The resorts will not only offer quality accommodation, but act as a transfer center for knowledge that inspires a change in thinking of the guests and indigenous community in order to create a higher environmental and cultural awareness for everyone.
“It’s really that complete circle,” he explained.
It’s an advantage for all people. It’s not like: ‘I’m blazing in with a resort. I’m putting 50 -60 people to work, and that’s it.’ It’s so much more.
While large resorts offer to donate a small portion of their earnings to charity, Parrot Resorts will invest an initial $250,000 into community development projects. Financers scoffed at this amount as excessive and unnecessary, but Dirks realizes that the investment will pay for itself.
When you come up with $30,000 or $40,000 they will say, that’s nice and thank you very much. We’ll make a community center, the money is gone and that’s it.
With a larger investment, he can enact long-term projects that make a substantial difference in the community which, in turn, will aid the overall success of the resort.
In a very unconventional move, Dirks has rejected offers for traditional financing in order to pursue a blend of crowd-sourcing and lead investors.

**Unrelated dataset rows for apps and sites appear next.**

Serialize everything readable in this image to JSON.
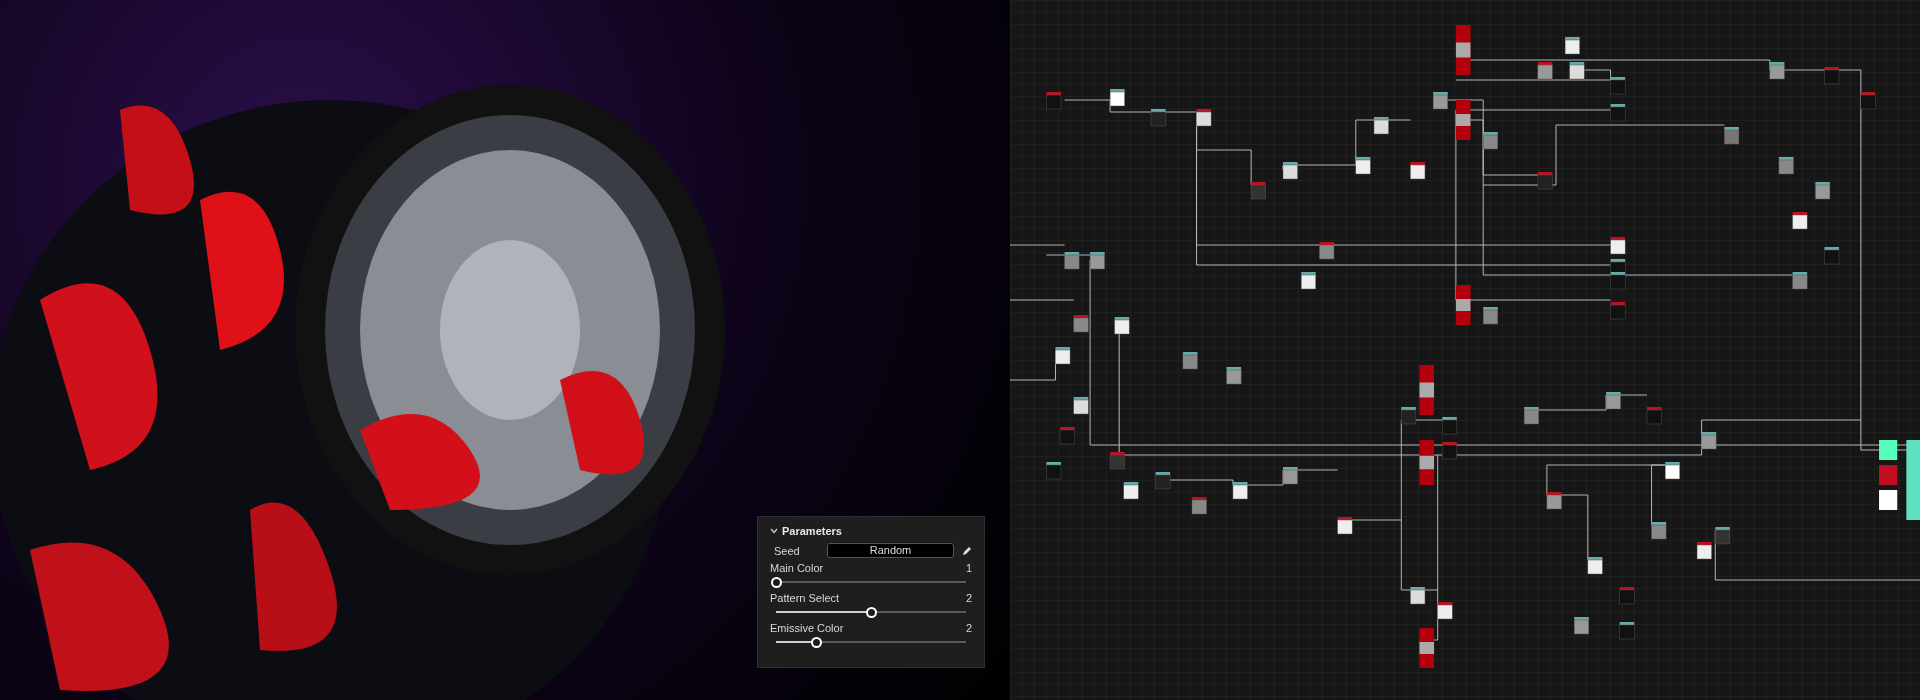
{
  "parameters_panel": {
    "title": "Parameters",
    "expanded": true,
    "seed": {
      "label": "Seed",
      "button": "Random"
    },
    "sliders": [
      {
        "label": "Main Color",
        "value": "1",
        "level": 0
      },
      {
        "label": "Pattern Select",
        "value": "2",
        "level": 0.5
      },
      {
        "label": "Emissive Color",
        "value": "2",
        "level": 0.21
      }
    ]
  }
}
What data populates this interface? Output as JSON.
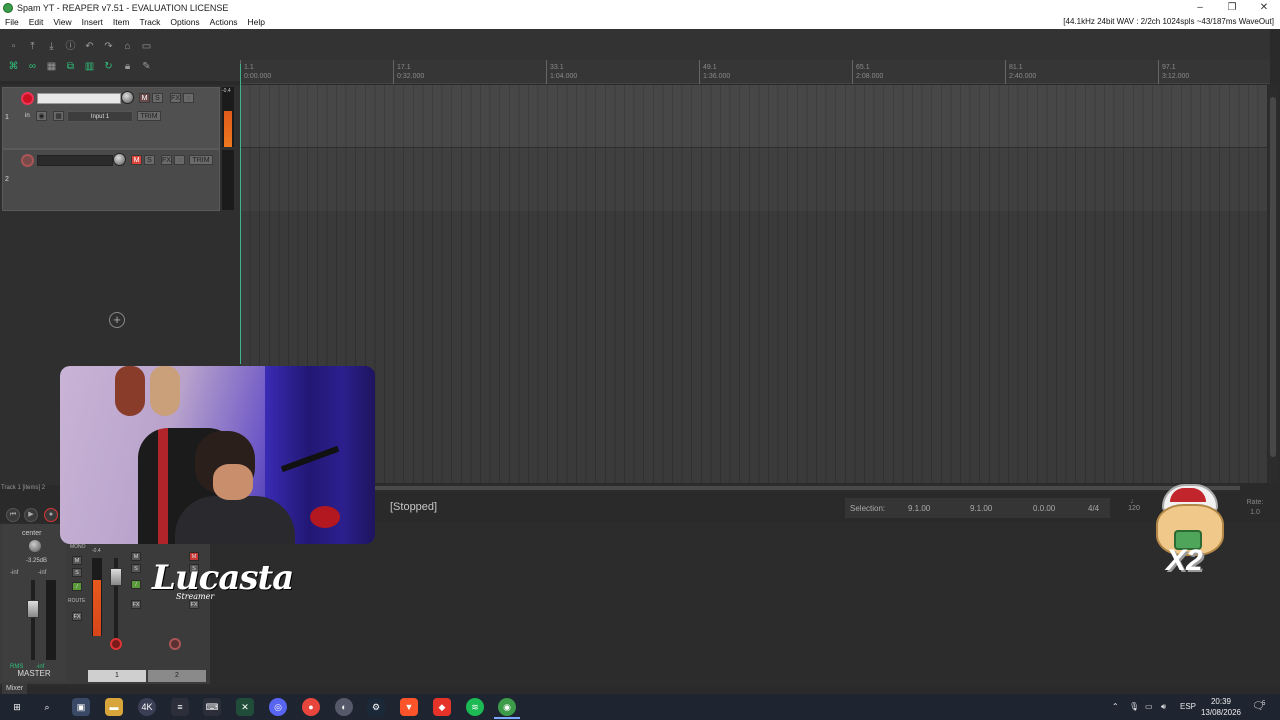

What we are trying to do with this concept is to get constant innovative and creative input. And you get that when you involve a lot of people that are interested in (your project).
Lead investors will be encouraged to give not just funds, but input into the development of the project and ways to stay on the cutting edge of sustainability, quality and community development. These lead investors would have experience related to the project, a passion for its mission and a desire to be involved. In exchange for their financial, intellectual and creative contributions, they will receive four times the share value of their initial financial investment.
Crowd-sourcing will add the dual benefit of raising both funds and awareness for the project. The crowd-sourcing campaign will allow the public to become active shareholders in the project and receive a 10% return on their investment in the form of dividends. Crowd-sourcing will also serve to create a community of people to help spread the word about the project and raise consciousness on the issue of sustainability in travel.
Parrot Resorts has passed the planning phase and is now moving towards action. Decades of experience, solid financial analysis and a passion to start a movement that could completely alter the face of the tourism industry are coming to fruition. To be part of either the crowd-sourcing campaign, invest as a lead investor or just learn more about the project, visit: www.parrotresorts.com.